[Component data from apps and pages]
----------

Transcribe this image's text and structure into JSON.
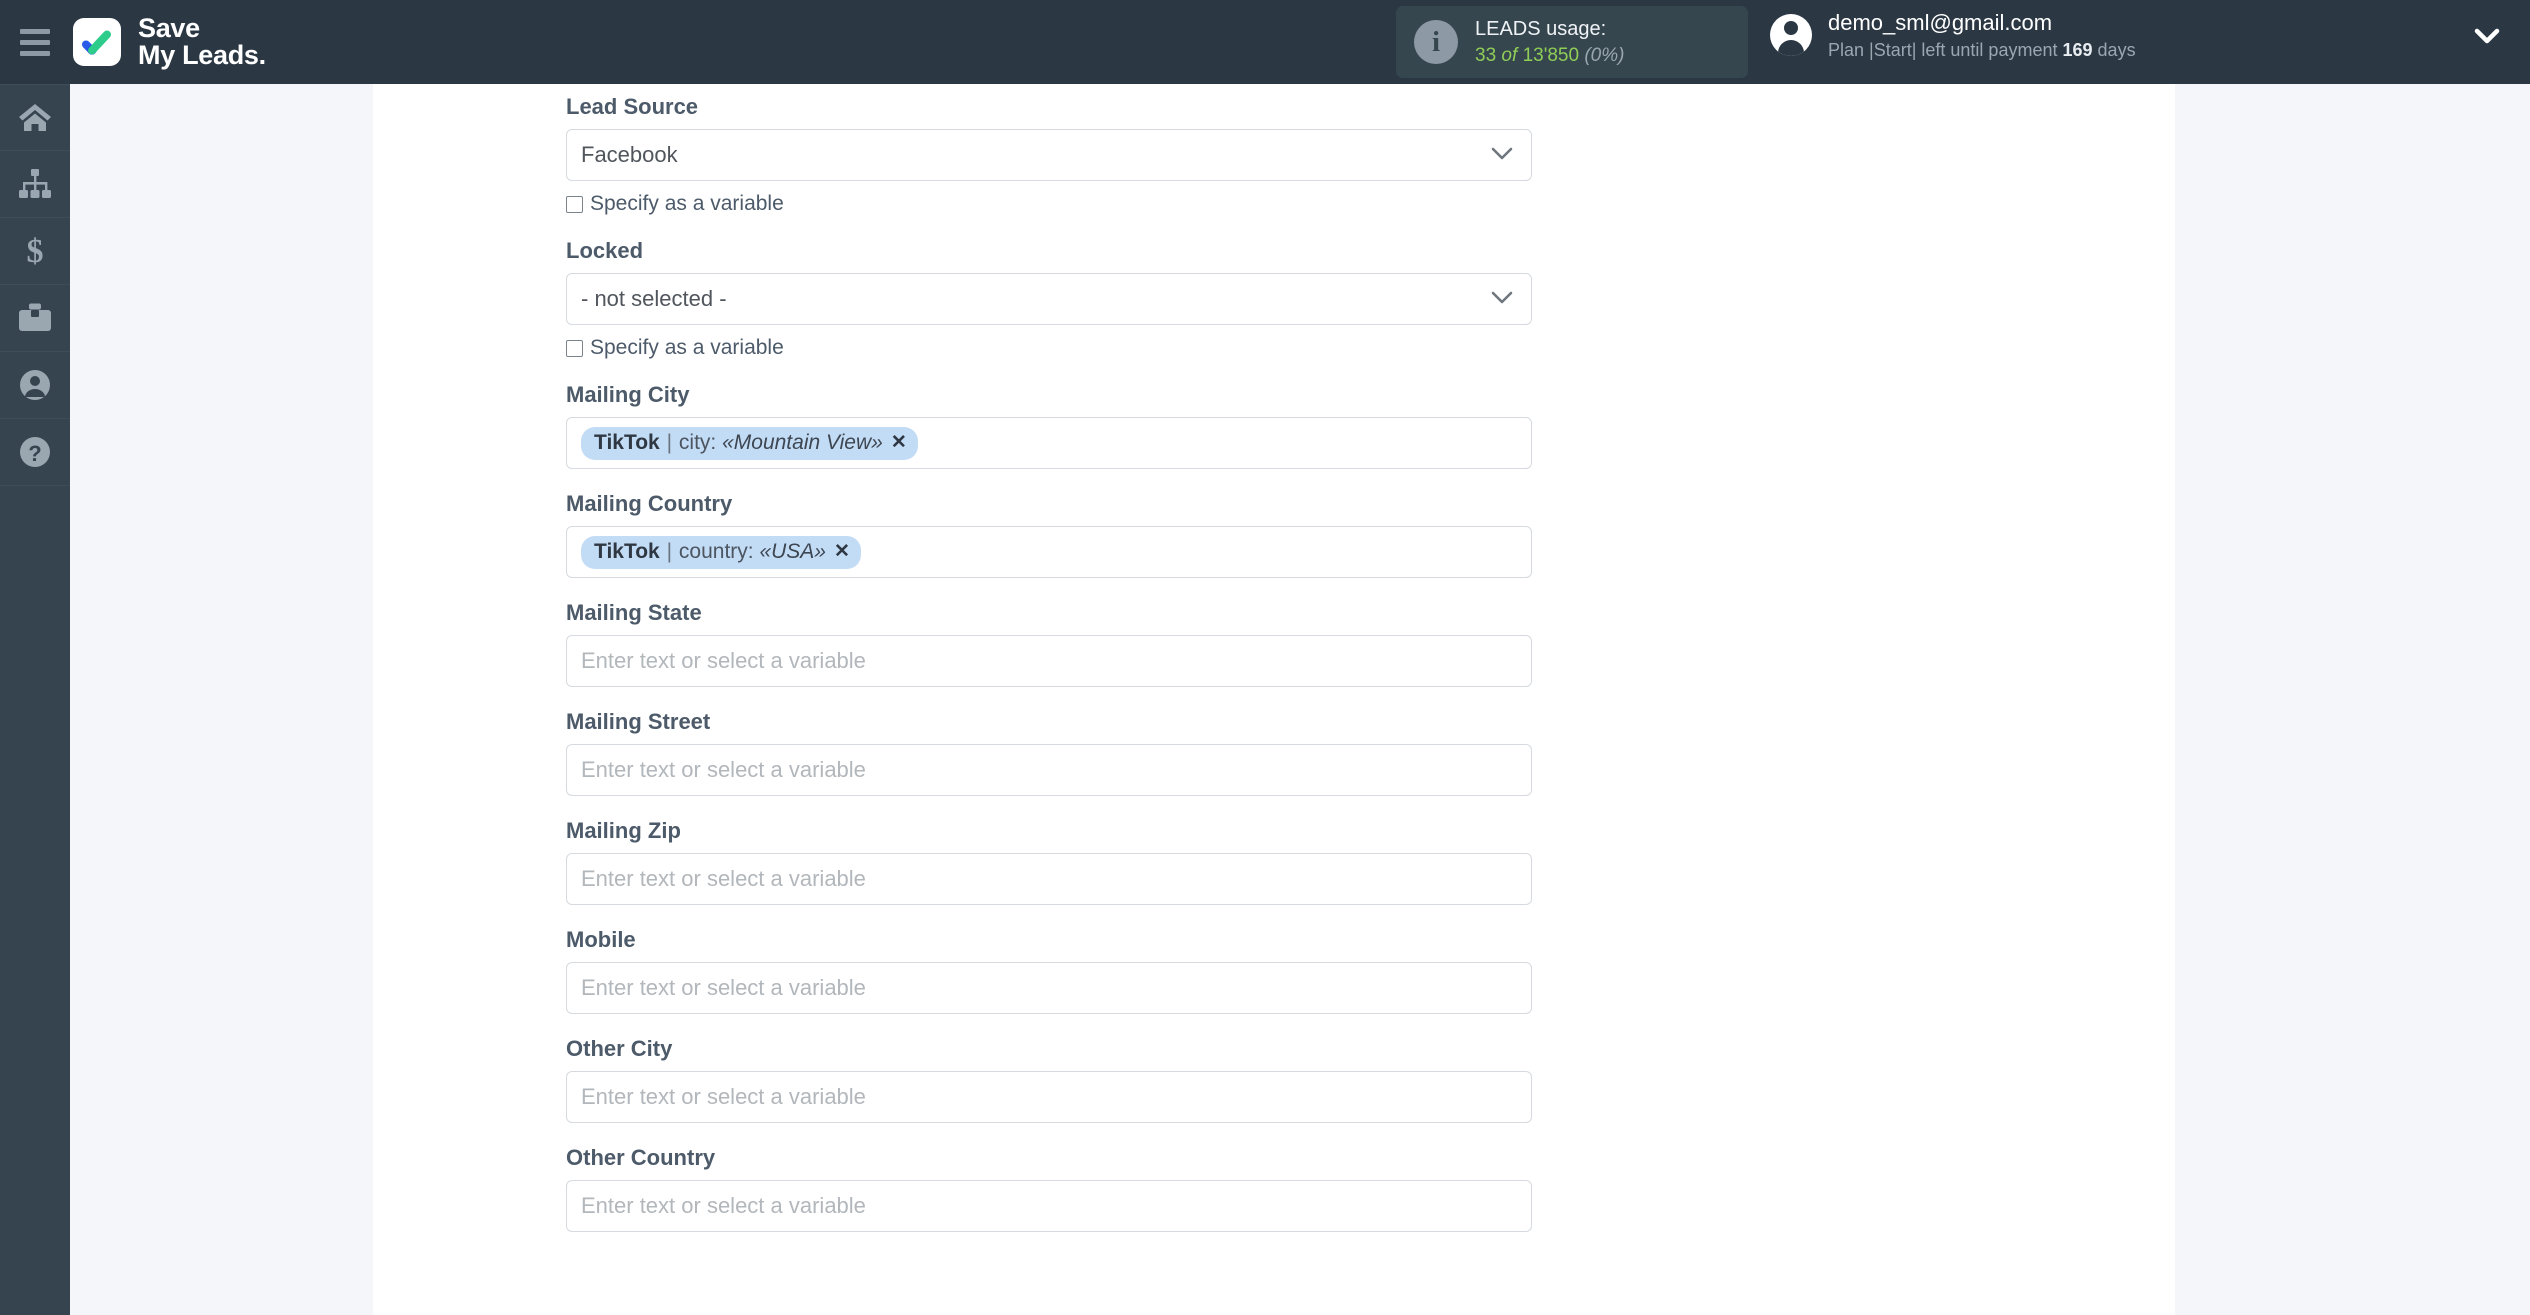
{
  "brand": {
    "name_line1": "Save",
    "name_line2": "My Leads.",
    "logo_icon": "checkmark-logo-icon",
    "menu_icon": "hamburger-menu-icon",
    "colors": {
      "blue": "#2a5ae8",
      "green": "#2ecc8a",
      "topbar": "#2b3844",
      "sidebar": "#36444f",
      "chip": "#c3dcf6"
    }
  },
  "usage": {
    "icon": "info-circle-icon",
    "title": "LEADS usage:",
    "used": "33",
    "of": "of",
    "limit": "13'850",
    "percent": "(0%)"
  },
  "account": {
    "avatar_icon": "user-avatar-icon",
    "email": "demo_sml@gmail.com",
    "plan_prefix": "Plan |Start| left until payment",
    "days_value": "169",
    "days_suffix": "days",
    "chevron_icon": "chevron-down-icon"
  },
  "sidebar": {
    "items": [
      {
        "name": "home",
        "icon": "home-icon"
      },
      {
        "name": "connections",
        "icon": "sitemap-icon"
      },
      {
        "name": "billing",
        "icon": "dollar-sign-icon"
      },
      {
        "name": "services",
        "icon": "briefcase-icon"
      },
      {
        "name": "profile",
        "icon": "user-circle-icon"
      },
      {
        "name": "help",
        "icon": "question-circle-icon"
      }
    ]
  },
  "form": {
    "checkbox_label": "Specify as a variable",
    "text_placeholder": "Enter text or select a variable",
    "caret_icon": "chevron-down-icon",
    "fields": [
      {
        "label": "Lead Source",
        "type": "select",
        "value": "Facebook",
        "has_checkbox": true
      },
      {
        "label": "Locked",
        "type": "select",
        "value": "- not selected -",
        "has_checkbox": true
      },
      {
        "label": "Mailing City",
        "type": "chip",
        "chip": {
          "source": "TikTok",
          "separator": "|",
          "key": "city:",
          "value": "«Mountain View»",
          "remove": "✕"
        },
        "has_checkbox": false
      },
      {
        "label": "Mailing Country",
        "type": "chip",
        "chip": {
          "source": "TikTok",
          "separator": "|",
          "key": "country:",
          "value": "«USA»",
          "remove": "✕"
        },
        "has_checkbox": false
      },
      {
        "label": "Mailing State",
        "type": "text",
        "value": "",
        "has_checkbox": false
      },
      {
        "label": "Mailing Street",
        "type": "text",
        "value": "",
        "has_checkbox": false
      },
      {
        "label": "Mailing Zip",
        "type": "text",
        "value": "",
        "has_checkbox": false
      },
      {
        "label": "Mobile",
        "type": "text",
        "value": "",
        "has_checkbox": false
      },
      {
        "label": "Other City",
        "type": "text",
        "value": "",
        "has_checkbox": false
      },
      {
        "label": "Other Country",
        "type": "text",
        "value": "",
        "has_checkbox": false
      }
    ]
  }
}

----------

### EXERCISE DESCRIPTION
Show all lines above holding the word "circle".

### RESPONSE BOX
    "icon": "info-circle-icon",
        "icon": "user-circle-icon"
        "icon": "question-circle-icon"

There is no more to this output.